Assigned task
Within the records below, filter for lines carrying the word "title" and copy them.

Given records
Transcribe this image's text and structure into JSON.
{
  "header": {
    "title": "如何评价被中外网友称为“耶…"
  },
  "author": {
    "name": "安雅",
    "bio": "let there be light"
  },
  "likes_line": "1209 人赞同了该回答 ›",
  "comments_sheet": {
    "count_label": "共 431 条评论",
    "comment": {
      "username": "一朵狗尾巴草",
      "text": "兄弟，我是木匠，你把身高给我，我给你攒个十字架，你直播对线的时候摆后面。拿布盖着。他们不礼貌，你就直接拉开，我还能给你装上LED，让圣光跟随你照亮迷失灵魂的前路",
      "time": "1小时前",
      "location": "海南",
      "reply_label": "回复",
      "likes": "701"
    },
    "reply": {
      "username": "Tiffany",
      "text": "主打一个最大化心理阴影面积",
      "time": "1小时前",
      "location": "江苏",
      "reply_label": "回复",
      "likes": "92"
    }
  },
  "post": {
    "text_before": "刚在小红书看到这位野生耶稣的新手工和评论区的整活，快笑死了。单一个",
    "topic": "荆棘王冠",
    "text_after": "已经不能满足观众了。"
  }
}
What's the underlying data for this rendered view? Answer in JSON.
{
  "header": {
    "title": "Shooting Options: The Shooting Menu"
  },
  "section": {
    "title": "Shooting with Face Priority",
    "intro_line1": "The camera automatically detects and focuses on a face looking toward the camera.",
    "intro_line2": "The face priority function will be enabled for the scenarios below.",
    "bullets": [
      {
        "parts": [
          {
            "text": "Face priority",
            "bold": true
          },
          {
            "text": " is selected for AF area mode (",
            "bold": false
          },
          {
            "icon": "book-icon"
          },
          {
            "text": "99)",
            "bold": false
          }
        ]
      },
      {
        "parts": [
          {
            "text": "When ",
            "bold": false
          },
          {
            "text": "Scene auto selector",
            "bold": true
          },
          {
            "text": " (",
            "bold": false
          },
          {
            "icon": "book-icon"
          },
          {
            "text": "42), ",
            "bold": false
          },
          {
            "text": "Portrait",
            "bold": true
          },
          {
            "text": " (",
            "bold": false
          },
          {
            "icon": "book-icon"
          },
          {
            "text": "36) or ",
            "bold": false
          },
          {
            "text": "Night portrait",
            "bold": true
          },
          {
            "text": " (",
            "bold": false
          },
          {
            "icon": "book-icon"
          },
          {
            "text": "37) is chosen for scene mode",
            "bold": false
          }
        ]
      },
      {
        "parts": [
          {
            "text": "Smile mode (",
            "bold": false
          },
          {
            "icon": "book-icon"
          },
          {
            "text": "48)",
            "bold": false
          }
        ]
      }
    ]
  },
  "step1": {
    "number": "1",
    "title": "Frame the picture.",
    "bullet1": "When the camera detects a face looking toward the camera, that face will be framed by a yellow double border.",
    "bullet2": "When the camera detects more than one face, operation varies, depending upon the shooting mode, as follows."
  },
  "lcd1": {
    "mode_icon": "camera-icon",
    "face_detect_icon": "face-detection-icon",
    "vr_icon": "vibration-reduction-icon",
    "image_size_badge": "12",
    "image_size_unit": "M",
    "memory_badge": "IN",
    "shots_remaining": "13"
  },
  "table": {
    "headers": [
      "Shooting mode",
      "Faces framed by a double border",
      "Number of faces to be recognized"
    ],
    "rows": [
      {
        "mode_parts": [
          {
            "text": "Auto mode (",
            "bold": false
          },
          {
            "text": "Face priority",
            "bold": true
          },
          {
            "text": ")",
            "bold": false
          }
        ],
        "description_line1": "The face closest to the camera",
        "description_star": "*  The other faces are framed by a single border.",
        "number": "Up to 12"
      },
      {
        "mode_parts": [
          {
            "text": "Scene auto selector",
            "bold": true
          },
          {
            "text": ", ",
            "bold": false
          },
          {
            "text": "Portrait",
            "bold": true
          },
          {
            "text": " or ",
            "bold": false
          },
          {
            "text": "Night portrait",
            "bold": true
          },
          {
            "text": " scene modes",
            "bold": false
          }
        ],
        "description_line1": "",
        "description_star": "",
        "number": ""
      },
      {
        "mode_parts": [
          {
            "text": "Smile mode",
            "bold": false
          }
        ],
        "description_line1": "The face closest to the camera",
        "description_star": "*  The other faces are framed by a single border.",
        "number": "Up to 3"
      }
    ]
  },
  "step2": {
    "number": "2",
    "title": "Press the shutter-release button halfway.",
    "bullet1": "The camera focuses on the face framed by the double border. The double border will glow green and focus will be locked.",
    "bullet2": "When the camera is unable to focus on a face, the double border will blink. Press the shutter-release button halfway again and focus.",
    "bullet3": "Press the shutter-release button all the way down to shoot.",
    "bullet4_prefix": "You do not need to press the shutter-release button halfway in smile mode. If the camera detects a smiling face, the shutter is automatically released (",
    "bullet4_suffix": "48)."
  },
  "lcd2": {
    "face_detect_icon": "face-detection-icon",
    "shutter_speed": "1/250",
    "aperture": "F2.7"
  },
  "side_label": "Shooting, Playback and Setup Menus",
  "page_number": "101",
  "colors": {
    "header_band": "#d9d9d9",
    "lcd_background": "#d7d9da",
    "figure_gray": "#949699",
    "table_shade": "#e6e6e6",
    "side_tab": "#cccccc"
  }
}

Task result
    "title": "如何评价被中外网友称为“耶…"
    "title": "Shooting Options: The Shooting Menu"
    "title": "Shooting with Face Priority",
    "title": "Frame the picture.",
    "title": "Press the shutter-release button halfway.",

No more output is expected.